I picked up this book after suffering through one too many run-ins with a WB. I didn't realize the problem was so common, but in Fuller's book, she explains it and it seems to be more commonplace that I initially thought. Even some of the examples of others suffering under a WB totally described me - at a time it got to be so bad that I dreaded going into work and putting up with the behavior, and I would stress out not knowing when I'd be lashed out at again. I became physically sick and would have anxiety attacks and actually be nauseous because of it, and I started to hate my job. I came across this book at the right time because it definitely helped me first to see that it wasn't just me in this situation, but also to understand more about the problem. I thought this book was really helpful to understand the different types of WBs out there, plus I found the tips on how to handle or deal with them really useful - they were tips you can use all the time in your daily life when coming across difficult people, male or female.
Parts of this book were pretty dry and wordy, and I also found it to be a bit repetitive at times. However, this book definitely helped me realize that my situation wasn't out of the ordinary, and I think the more you can understand about a person or a problem, the better prepared you are to deal with it, or maybe the more willing you are when you realize it's not necessarily you. I gave this 3 stars because while it was very helpful, at times it was also just a bit too boring and repetitive. It would be great to go back and skim this book and read only the applicable parts for a specific instance or WB, but reading it straight through from the beginning to the end was a bit of a chore at times.
This book allows you to understand the behavior--and what is behind it--in order to react appropriately.
The types are: Excluder, Insecure, Toxic, Narcissist, Screamer, Liar, Incompetent, Not-A-Bitch
An example of how to respond would be, let's say, providing neutral information source or tips for "The Incompetent", that type that doesn't know how to do the job properly. This type will have you do the work and take credit for it. This type may be arrogant out of defensiveness or perhaps she really does not even fully know the depth of her ignorance. In this case, you can't directly offer the information, which shows off you're smarter or cleverer, as that only points you out as a sure threat and put this type more on the defensive. Instead, you find ways to provide "neutral" sources, such as newspaper articles or someone else (not you) who can provide the needed resources.
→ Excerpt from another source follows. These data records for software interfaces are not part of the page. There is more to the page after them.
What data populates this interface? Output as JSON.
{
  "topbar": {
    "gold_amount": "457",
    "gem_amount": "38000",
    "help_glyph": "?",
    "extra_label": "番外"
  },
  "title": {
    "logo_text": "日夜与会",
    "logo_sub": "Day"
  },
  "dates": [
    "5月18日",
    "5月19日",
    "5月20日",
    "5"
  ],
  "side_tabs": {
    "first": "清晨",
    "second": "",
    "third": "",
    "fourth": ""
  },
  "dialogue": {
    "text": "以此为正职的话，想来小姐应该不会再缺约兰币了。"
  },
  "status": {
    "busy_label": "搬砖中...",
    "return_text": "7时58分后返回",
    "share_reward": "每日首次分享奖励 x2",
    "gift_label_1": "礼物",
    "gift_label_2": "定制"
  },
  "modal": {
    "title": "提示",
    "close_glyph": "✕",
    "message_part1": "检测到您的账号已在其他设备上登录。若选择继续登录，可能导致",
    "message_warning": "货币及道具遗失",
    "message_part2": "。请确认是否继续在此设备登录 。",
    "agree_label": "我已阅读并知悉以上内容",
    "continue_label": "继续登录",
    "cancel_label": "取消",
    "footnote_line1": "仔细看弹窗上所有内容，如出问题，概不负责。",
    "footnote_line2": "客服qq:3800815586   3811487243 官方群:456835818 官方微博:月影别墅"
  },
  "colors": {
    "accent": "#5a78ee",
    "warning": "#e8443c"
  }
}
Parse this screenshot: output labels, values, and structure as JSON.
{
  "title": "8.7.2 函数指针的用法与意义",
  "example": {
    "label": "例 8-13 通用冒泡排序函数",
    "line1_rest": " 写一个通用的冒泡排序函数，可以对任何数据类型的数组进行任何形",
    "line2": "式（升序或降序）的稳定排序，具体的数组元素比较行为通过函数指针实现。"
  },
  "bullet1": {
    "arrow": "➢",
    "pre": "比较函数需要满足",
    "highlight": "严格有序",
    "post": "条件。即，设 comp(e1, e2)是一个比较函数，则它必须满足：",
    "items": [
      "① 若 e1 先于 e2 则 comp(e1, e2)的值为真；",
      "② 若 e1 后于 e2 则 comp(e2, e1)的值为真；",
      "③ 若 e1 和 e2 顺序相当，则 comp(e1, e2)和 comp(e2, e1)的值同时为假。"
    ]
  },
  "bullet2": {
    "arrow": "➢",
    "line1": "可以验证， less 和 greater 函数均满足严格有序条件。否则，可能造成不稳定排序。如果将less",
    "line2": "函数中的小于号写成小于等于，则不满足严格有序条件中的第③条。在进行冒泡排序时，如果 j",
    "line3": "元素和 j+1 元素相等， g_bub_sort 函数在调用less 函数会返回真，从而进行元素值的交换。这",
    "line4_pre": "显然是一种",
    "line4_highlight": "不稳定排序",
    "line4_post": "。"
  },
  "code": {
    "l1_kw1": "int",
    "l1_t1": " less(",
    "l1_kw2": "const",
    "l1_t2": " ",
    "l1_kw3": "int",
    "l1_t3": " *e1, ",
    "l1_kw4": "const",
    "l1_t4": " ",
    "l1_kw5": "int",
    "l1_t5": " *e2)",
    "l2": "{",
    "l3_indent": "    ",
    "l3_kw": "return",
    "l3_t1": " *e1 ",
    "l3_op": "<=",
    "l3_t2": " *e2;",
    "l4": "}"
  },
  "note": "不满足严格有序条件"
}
The book features clear lists of identifying behaviors for each type and supports it with details from personal cases of women who've experienced these types. These "bitches" may not even know what motivates them, but this psychologist's insights may give you a tool by positing what leads an Excluder to exclude or a Screamer to scream. You may work under one of these types, or you may manage one of these types, and Fuller gives tips in case you are the one who manages a "bitch".
Readable and nicely structured.
If the Bitches or "Not-A-Bitches" at work are making your work life nuts, here is a book that may help.